Shall we tell of the great works Farin wrought before he became St. Michael’s deacon?

Firstly, Farin was a swordsman with a prestiged name. He was knighted by the king of Arden, for he saved Princess Brigid from the jaws of Vyres the Worm. Her father gave him a small castle on the edge of a forest, and he called  the castle Rosgaliant.

In its gardens he began to think on holy things. We have heard these tales before.

He made a rosary out of glass beads and wire, and put it in his pocket to accompany him in all of his adventures. One day he left Rosgaliant and traveled far, far away, and entered a quiet town that lay on the edge of a very wide desert. Towers stood tall and plenteous. But the people of the town were starving like dogs. For they suffered from drought, a curse from the fiends of the underworld, and could grow no crops.

Sir Farin (so called in those days) was taken to the tall town’s King. The King gave him many gifts and much food, and then took him to a dimly-lit chamber filled with incense and heathen gods.

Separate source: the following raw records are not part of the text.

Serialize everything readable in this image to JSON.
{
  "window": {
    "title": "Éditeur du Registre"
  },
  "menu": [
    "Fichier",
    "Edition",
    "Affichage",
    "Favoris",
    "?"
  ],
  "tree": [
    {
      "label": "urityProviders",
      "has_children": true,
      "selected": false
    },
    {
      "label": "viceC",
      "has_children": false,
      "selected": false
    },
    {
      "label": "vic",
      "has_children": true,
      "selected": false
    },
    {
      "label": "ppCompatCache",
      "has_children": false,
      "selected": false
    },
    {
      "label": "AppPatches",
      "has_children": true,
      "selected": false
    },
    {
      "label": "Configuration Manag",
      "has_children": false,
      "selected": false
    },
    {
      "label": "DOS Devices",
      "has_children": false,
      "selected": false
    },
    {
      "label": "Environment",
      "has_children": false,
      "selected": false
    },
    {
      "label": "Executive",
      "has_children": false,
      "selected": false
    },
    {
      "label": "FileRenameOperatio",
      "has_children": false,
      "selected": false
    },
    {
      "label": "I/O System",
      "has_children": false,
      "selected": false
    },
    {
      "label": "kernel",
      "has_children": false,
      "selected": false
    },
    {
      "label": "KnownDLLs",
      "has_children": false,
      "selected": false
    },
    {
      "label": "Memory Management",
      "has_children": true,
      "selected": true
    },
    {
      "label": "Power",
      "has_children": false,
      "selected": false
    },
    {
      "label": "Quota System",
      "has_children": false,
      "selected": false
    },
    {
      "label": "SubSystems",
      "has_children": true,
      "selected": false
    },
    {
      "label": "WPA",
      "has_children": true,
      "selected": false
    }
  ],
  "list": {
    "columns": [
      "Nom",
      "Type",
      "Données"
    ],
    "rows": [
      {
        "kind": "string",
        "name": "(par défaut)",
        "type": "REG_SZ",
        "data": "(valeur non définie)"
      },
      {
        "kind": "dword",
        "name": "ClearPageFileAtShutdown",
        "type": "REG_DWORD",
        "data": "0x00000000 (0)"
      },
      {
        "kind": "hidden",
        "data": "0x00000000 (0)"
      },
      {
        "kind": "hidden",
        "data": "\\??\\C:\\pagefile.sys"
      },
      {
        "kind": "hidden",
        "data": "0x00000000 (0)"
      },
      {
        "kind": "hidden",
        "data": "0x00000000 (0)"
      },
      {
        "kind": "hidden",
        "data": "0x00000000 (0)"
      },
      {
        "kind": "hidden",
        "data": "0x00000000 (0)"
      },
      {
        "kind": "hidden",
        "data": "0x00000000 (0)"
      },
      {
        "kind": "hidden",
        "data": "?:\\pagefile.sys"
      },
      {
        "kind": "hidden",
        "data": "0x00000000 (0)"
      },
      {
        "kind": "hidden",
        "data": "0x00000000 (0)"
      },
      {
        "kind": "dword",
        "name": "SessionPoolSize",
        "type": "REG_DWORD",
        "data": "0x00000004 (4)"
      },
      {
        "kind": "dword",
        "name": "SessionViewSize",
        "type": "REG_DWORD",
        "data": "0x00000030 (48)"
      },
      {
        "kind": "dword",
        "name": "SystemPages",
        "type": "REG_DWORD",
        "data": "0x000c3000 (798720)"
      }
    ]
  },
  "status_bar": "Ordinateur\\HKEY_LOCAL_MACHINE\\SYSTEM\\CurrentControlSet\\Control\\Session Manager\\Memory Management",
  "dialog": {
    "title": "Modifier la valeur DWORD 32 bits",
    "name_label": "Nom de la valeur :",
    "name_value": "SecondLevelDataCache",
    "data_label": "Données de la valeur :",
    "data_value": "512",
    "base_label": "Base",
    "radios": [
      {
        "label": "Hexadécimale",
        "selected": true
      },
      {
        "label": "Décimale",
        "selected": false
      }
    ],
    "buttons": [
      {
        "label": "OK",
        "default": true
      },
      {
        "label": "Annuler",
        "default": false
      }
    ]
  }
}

The King dropped humbly to his bony knees (for the King was a good man and would not eat more than the people) and begged Sir Farin to remove the curse.

Suddenly the sky was clouded and the castle’s sounds ceased. The earth began to quake. The castle’s dull-marble floor split in twain, revealing a stairwell that led down to the center of the earth.

Sir Farin descended.

Many moons passed by overhead.

When Sir Farin returned to the land of the barely-living, his dark clothes were matted and the flesh of his hands was torn. He left the town. He said few words to the King – secret words that no book has ever recalled.

He left his rosary in the palace courtyard, hidden in the roots of a maple tree.

The tree blossomed.

What happened to the town thereafter, we do not know, nor will ever know – for we do not know which town it was.

There was an explanation for the tears in Sir Farin’s hands. Would you care to sit and watch me carry on, gentle reader?